**What to do**
Find the word "icon" in the listing. Copy out each line where it occurs.

**Records for the exercise**
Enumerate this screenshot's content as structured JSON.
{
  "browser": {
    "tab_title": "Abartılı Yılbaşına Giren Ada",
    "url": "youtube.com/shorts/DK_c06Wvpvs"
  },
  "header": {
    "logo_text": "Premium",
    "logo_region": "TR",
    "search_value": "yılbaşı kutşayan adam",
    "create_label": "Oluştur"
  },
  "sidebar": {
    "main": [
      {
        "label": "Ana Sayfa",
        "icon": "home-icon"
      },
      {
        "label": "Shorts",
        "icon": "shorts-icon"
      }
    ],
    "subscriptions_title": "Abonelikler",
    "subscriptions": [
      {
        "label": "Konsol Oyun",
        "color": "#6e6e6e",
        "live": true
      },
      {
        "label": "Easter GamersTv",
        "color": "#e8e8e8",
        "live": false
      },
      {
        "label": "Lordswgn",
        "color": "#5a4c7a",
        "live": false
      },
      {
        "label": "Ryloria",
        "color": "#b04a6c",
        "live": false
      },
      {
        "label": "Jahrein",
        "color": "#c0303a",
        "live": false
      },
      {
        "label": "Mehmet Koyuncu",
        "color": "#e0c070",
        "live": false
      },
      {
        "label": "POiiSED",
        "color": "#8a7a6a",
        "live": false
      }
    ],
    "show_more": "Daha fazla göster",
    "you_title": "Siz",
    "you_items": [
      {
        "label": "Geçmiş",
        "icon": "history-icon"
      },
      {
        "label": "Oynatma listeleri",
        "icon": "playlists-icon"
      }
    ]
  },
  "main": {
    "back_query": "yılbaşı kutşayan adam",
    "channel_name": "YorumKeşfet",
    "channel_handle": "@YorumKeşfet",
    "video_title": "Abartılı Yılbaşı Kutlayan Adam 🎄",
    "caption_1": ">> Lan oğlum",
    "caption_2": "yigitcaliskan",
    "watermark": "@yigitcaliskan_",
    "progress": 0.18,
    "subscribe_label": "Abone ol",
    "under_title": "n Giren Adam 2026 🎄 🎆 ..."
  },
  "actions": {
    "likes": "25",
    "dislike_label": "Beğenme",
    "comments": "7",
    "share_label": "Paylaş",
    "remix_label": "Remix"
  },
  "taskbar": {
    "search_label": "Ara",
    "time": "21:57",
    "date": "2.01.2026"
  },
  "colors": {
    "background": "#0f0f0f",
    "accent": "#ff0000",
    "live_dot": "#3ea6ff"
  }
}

**Reply**
        "icon": "home-icon"
        "icon": "shorts-icon"
        "icon": "history-icon"
        "icon": "playlists-icon"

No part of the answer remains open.